Los Angeles Hotels Crying Foul Over Raise in Minimum Wage
Normally, it’s the employees litigating against an employer for nonpayment of wages. In this case, however, hotel workers in Los Angeles are quite happy about the prospect of wages increasing. It was in late September of last year that Los Angeles City Council passed the hotel wage ordinance, giving initial approval to the idea of a minimum wage for the city’s hotel workers exceeding $15 per hour in order to foster a higher living wage for workers in the city’s hotel industry. It’s not that the vote was close - in spite of the hotel industry’s objections over fears of increased costs and a slowdown of hotel development in the city because of the proposed wage increase, the ordinance passed 12-3. The City followed up last month by granting initial approval to a $15-per-hour minimum wage by way of a gradual implementation between now and 2020 for most businesses - not just hotels.
Again, this is just the City of Los Angeles talking, as opposed to the entire state through California labor code. Be that as it may, the hotel industry has cried foul, launching a California labor lawsuit to fight the new wage ordinance.

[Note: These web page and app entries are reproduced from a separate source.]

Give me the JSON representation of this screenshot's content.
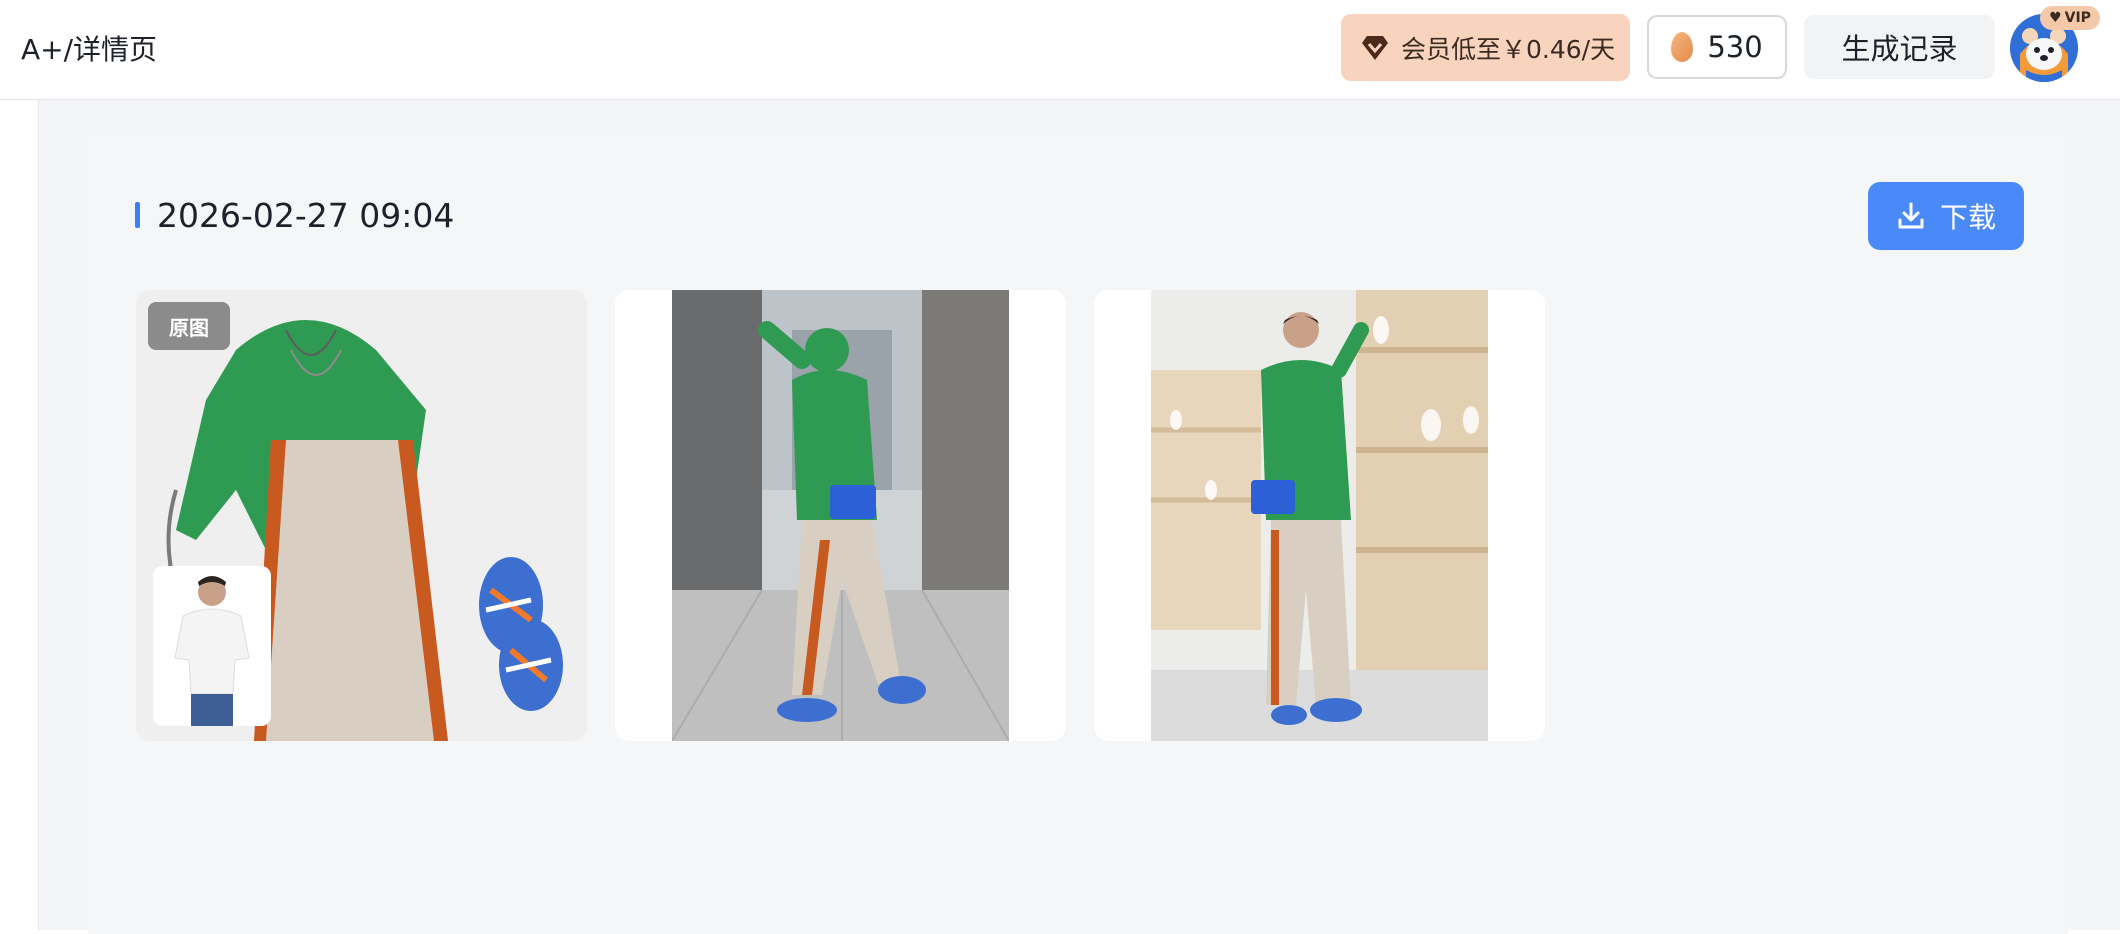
{
  "header": {
    "breadcrumb": "A+/详情页",
    "vip_promo": "会员低至￥0.46/天",
    "points": "530",
    "history_label": "生成记录",
    "vip_badge": "VIP"
  },
  "result": {
    "timestamp": "2026-02-27 09:04",
    "download_label": "下载",
    "original_badge": "原图"
  },
  "colors": {
    "accent": "#4a8af8",
    "promo_bg": "#f8d4bf",
    "panel_bg": "#f4f5f7"
  },
  "icons": {
    "promo": "diamond-icon",
    "points": "egg-icon",
    "download": "download-icon"
  }
}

Filed in December, the lawsuit suffered a setback for the litigants last month when US District Judge Andre Birotte Jr. issued an opinion on May 13 that challenged the strength of the defendant’s case for preemption of the City ordinance by the NLRA.

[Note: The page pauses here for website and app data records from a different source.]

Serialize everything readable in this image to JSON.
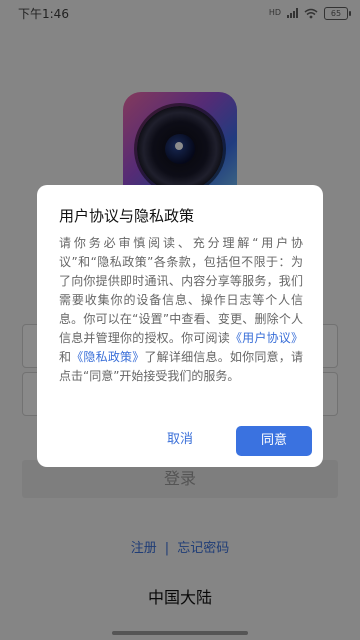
{
  "status_bar": {
    "time": "下午1:46",
    "signal_text": "HD",
    "battery": "65"
  },
  "login_page": {
    "login_button": "登录",
    "register_link": "注册",
    "separator": "|",
    "forgot_password_link": "忘记密码",
    "region": "中国大陆"
  },
  "dialog": {
    "title": "用户协议与隐私政策",
    "body_part1": "请你务必审慎阅读、充分理解“用户协议”和“隐私政策”各条款，包括但不限于：为了向你提供即时通讯、内容分享等服务，我们需要收集你的设备信息、操作日志等个人信息。你可以在“设置”中查看、变更、删除个人信息并管理你的授权。你可阅读",
    "link_user_agreement": "《用户协议》",
    "conj": "和",
    "link_privacy_policy": "《隐私政策》",
    "body_part2": "了解详细信息。如你同意，请点击“同意”开始接受我们的服务。",
    "cancel_label": "取消",
    "agree_label": "同意"
  },
  "colors": {
    "accent": "#3a72e0",
    "link": "#3a6fd8"
  }
}
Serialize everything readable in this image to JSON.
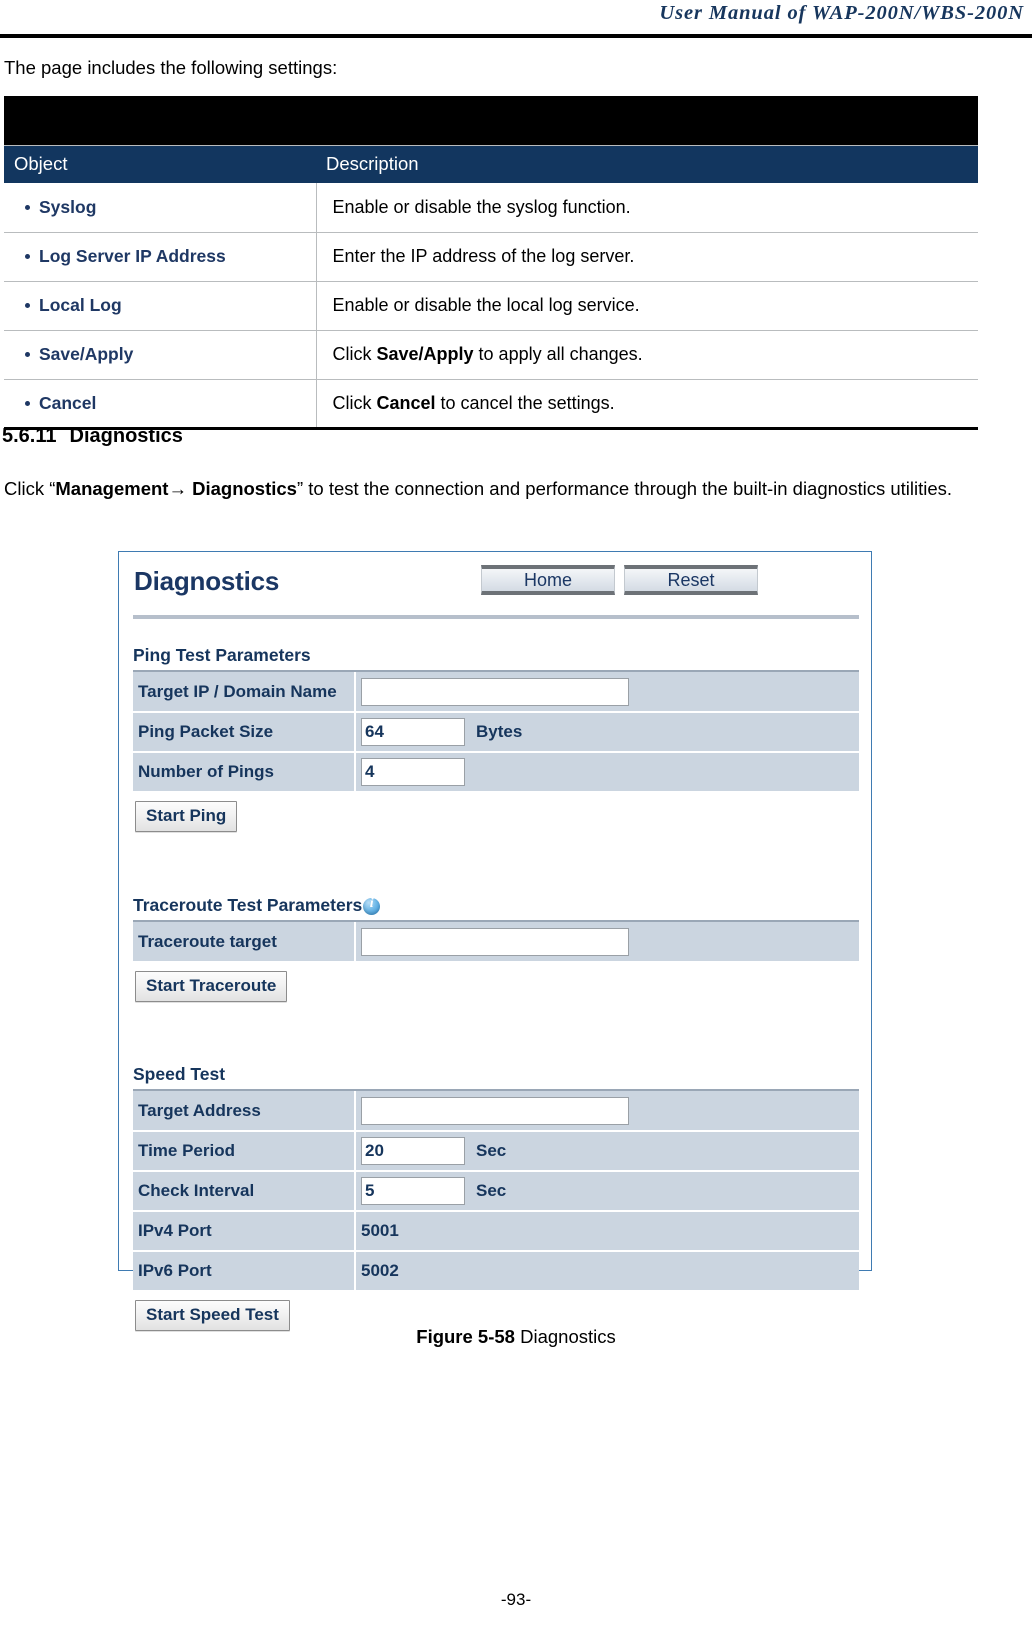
{
  "header": {
    "manual_title": "User Manual of WAP-200N/WBS-200N"
  },
  "intro": {
    "text": "The page includes the following settings:"
  },
  "settings_table": {
    "columns": [
      "Object",
      "Description"
    ],
    "rows": [
      {
        "object": "Syslog",
        "desc_prefix": "Enable or disable the syslog function.",
        "desc_bold": "",
        "desc_suffix": ""
      },
      {
        "object": "Log Server IP Address",
        "desc_prefix": "Enter the IP address of the log server.",
        "desc_bold": "",
        "desc_suffix": ""
      },
      {
        "object": "Local Log",
        "desc_prefix": "Enable or disable the local log service.",
        "desc_bold": "",
        "desc_suffix": ""
      },
      {
        "object": "Save/Apply",
        "desc_prefix": "Click ",
        "desc_bold": "Save/Apply",
        "desc_suffix": " to apply all changes."
      },
      {
        "object": "Cancel",
        "desc_prefix": "Click ",
        "desc_bold": "Cancel",
        "desc_suffix": " to cancel the settings."
      }
    ]
  },
  "section": {
    "number": "5.6.11",
    "title": "Diagnostics",
    "paragraph": {
      "lead": "Click “",
      "bold1": "Management",
      "arrow": "→",
      "bold2": "Diagnostics",
      "tail": "” to test the connection and performance through the built-in diagnostics utilities."
    }
  },
  "device_panel": {
    "title": "Diagnostics",
    "buttons": {
      "home": "Home",
      "reset": "Reset"
    },
    "ping_section": {
      "heading": "Ping Test Parameters",
      "rows": [
        {
          "label": "Target IP / Domain Name",
          "value": "",
          "unit": "",
          "input": "wide"
        },
        {
          "label": "Ping Packet Size",
          "value": "64",
          "unit": "Bytes",
          "input": "narrow"
        },
        {
          "label": "Number of Pings",
          "value": "4",
          "unit": "",
          "input": "narrow"
        }
      ],
      "button": "Start Ping"
    },
    "traceroute_section": {
      "heading": "Traceroute Test Parameters",
      "info_icon": "info-icon",
      "rows": [
        {
          "label": "Traceroute target",
          "value": "",
          "unit": "",
          "input": "wide"
        }
      ],
      "button": "Start Traceroute"
    },
    "speed_section": {
      "heading": "Speed Test",
      "rows": [
        {
          "label": "Target Address",
          "value": "",
          "unit": "",
          "input": "wide"
        },
        {
          "label": "Time Period",
          "value": "20",
          "unit": "Sec",
          "input": "narrow"
        },
        {
          "label": "Check Interval",
          "value": "5",
          "unit": "Sec",
          "input": "narrow"
        },
        {
          "label": "IPv4 Port",
          "value": "5001",
          "unit": "",
          "input": "static"
        },
        {
          "label": "IPv6 Port",
          "value": "5002",
          "unit": "",
          "input": "static"
        }
      ],
      "button": "Start Speed Test"
    }
  },
  "figure": {
    "label": "Figure 5-58",
    "caption": " Diagnostics"
  },
  "footer": {
    "page_number": "-93-"
  },
  "colors": {
    "brand_navy": "#12365F",
    "label_navy": "#1F3864",
    "panel_border": "#3F7BB2",
    "row_bg": "#CBD5E0"
  }
}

The judge, in his order, questioned if the lawsuit was even motivated by an alleged conflict between municipal law and the NLRA. “A review of plaintiffs’ arguments and evidence...make clear that plaintiffs’ biggest concern with the wage ordinance is that it is bad economic policy,” he wrote. “However, it is not the role of the court to interject into matters of legislative economic policy under the guise of NLRA preemption.”
The plaintiffs, identified as The American Hotel & Lodging Association (AHLA) and the Asian American Hotel Owners Association will appeal the order. Katherine Lugar, the CEO of AHLA, said in a statement issued June 11 that the organization was pursuing the appeal “to protect our member hotels from suffering irreparable harm” as a result of the ordinance.

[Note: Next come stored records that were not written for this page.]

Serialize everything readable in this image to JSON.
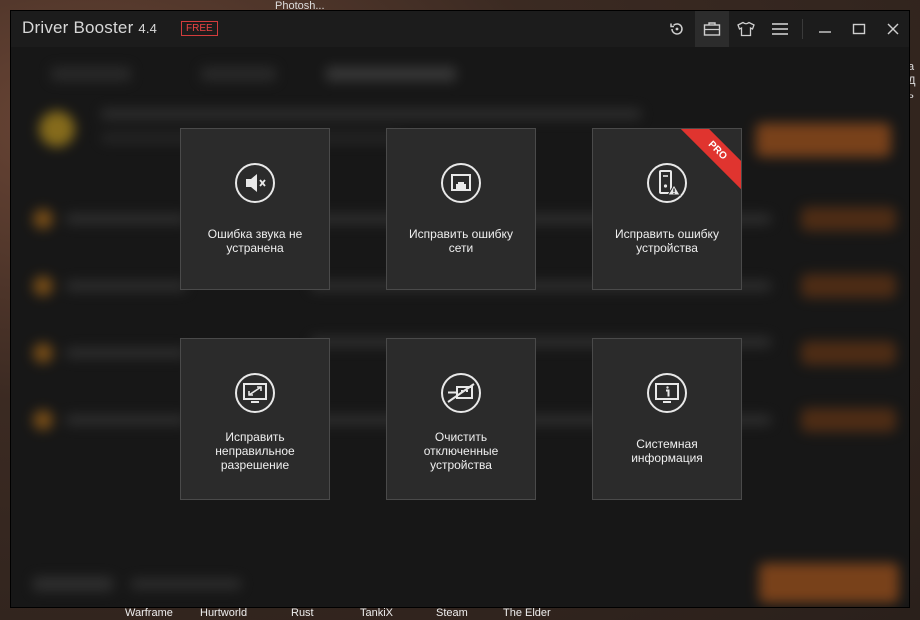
{
  "desktop": {
    "top_label": "Photosh...",
    "right_edge_text": "a\nД\nь",
    "taskbar_items": [
      "Warframe",
      "Hurtworld",
      "Rust",
      "TankiX",
      "Steam",
      "The Elder"
    ]
  },
  "window": {
    "title": "Driver Booster",
    "version": "4.4",
    "badge": "FREE",
    "toolbar_icons": [
      "restore-icon",
      "toolbox-icon",
      "skin-shirt-icon",
      "menu-icon"
    ],
    "window_controls": [
      "minimize-icon",
      "maximize-icon",
      "close-icon"
    ]
  },
  "tools": [
    {
      "label": "Ошибка звука не\nустранена",
      "icon": "sound-muted-icon",
      "pro": false
    },
    {
      "label": "Исправить ошибку\nсети",
      "icon": "network-icon",
      "pro": false
    },
    {
      "label": "Исправить ошибку\nустройства",
      "icon": "device-warning-icon",
      "pro": true,
      "pro_label": "PRO"
    },
    {
      "label": "Исправить\nнеправильное\nразрешение",
      "icon": "resolution-icon",
      "pro": false
    },
    {
      "label": "Очистить\nотключенные\nустройства",
      "icon": "disconnected-device-icon",
      "pro": false
    },
    {
      "label": "Системная\nинформация",
      "icon": "system-info-icon",
      "pro": false
    }
  ],
  "colors": {
    "accent_orange": "#c8641e",
    "pro_red": "#e0342f",
    "card_bg": "#2b2b2b",
    "window_bg": "#171717"
  }
}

“We continue to believe the evidence will show that the act improperly disrupts the balance of economic power between labor and management,” Lugar continued. “This imbalance creates unprecedented bargaining leverage for labor, violating the National Labor Relations Act.”
Los Angeles City Council gave final approval to the ordinance on June 10. The plaintiffs announced their appeal a day later. The clock is ticking, as the California labor employment law applicable to only hotels in the City of Los Angeles goes into effect on July 1.